The cylinder barrel in which the piston operates must be made of a high-strength material, usually steel. It must be as light as possible, yet have the proper characteristics for operating under high temperatures. It must be made of a good bearing material and have high tensile strength. The cylinder barrel is made of a steel alloy forging with the inner surface hardened to resist wear of the piston and the piston rings which bear against it. This hardening is usually done by exposing the steel to ammonia or cyanide gas while the steel is very hot. The steel soaks up nitrogen from the gas, which forms iron nitrides on the exposed surface. As a result of this process, the metal is said to be nitrided. This nitriding only penetrates into the barrel surface a few thousands of an inch. As the cylinder barrels wear due to use, they can be repaired by chroming. This is a process that plates chromium on the surface of the cylinder barrel and brings it back to new standard dimensions. Chromium-plated cylinders should use cast iron rings. Honing the cylinder walls is a process that brings it to the correct dimensions and provides crosshatch pattern for seating the piston rings during engine break-in. Some engine cylinder barrels are choked at the top, or they are smaller in diameter to allow for heat expansion and wear.
In some instances, the barrel has threads on the outside surface at one end so that it can be screwed into the cylinder head. The cooling fins are machined as an integral part of the barrel and have limits on repair and service.
Occasionally, it is necessary to refer to the left or right side of the engine or to a particular cylinder. Therefore, it is necessary to know the engine directions and how cylinders of an engine are numbered. The propeller shaft end of the engine is always the front end, and the accessory end is the rear end, regardless of how the engine is mounted in an aircraft. When referring to the right side or left side of an engine, always assume the view is from the rear or accessory end. As seen from this position, crankshaft rotation is referred to as either clockwise or counterclockwise.
Inline and V-type engine cylinders are usually numbered from the rear. In V-engines, the cylinder banks are known as the right bank and the left bank, as viewed from the accessory end. [Figure 1-19] The cylinder numbering of the opposed engine shown begins with the right rear as No. 1 and the left rear as No. 2. The one forward of No. 1 is No. 3; the one forward of No. 2 is No. 4, and so on. The numbering of opposed engine cylinders is by no means standard. Some manufacturers number their cylinders from the rear and others from the front of the engine. Always refer to the appropriate engine manual to determine the numbering system used by that manufacturer.
Single-row radial engine cylinders are numbered clockwise when viewed from the rear. Cylinder No. 1 is the top cylinder. In double-row engines, the same system is used. The No. 1 cylinder is the top one in the rear row.
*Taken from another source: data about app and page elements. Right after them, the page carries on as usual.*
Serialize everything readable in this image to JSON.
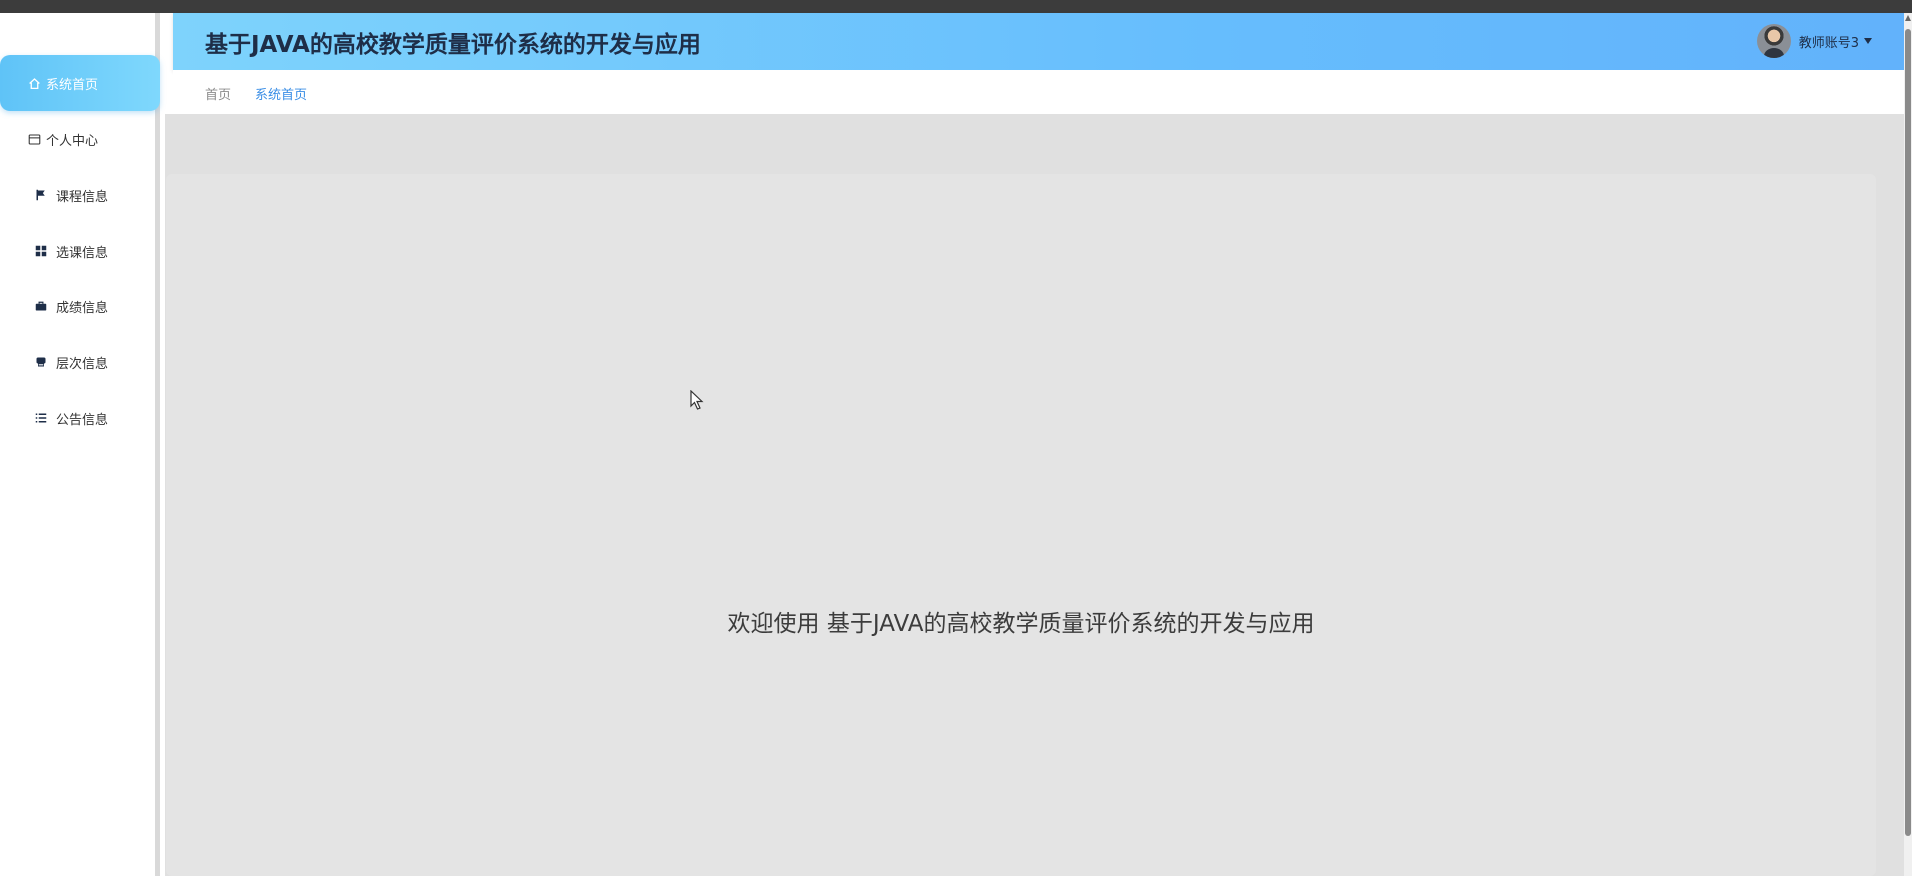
{
  "header": {
    "title": "基于JAVA的高校教学质量评价系统的开发与应用",
    "user_name": "教师账号3"
  },
  "sidebar": {
    "items": [
      {
        "label": "系统首页",
        "icon": "home-icon",
        "active": true
      },
      {
        "label": "个人中心",
        "icon": "card-icon",
        "active": false
      },
      {
        "label": "课程信息",
        "icon": "flag-icon",
        "active": false
      },
      {
        "label": "选课信息",
        "icon": "grid-icon",
        "active": false
      },
      {
        "label": "成绩信息",
        "icon": "briefcase-icon",
        "active": false
      },
      {
        "label": "层次信息",
        "icon": "print-icon",
        "active": false
      },
      {
        "label": "公告信息",
        "icon": "list-icon",
        "active": false
      }
    ]
  },
  "breadcrumb": {
    "home": "首页",
    "current": "系统首页"
  },
  "main": {
    "welcome_text": "欢迎使用 基于JAVA的高校教学质量评价系统的开发与应用"
  },
  "colors": {
    "header_gradient_start": "#7ed3fc",
    "header_gradient_end": "#62b2fb",
    "active_menu": "#6fcefa",
    "breadcrumb_active": "#3a8ee6",
    "title_text": "#1e2e48",
    "content_bg": "#e0e0e0"
  }
}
No. 2 cylinder is the first one clockwise from No. 1, but No. 2 is in the front row. No. 3 cylinder is the next one clockwise to No. 2, but is in the rear row. Thus, all odd-numbered cylinders are in the rear row, and all even-numbered cylinders are in the front row.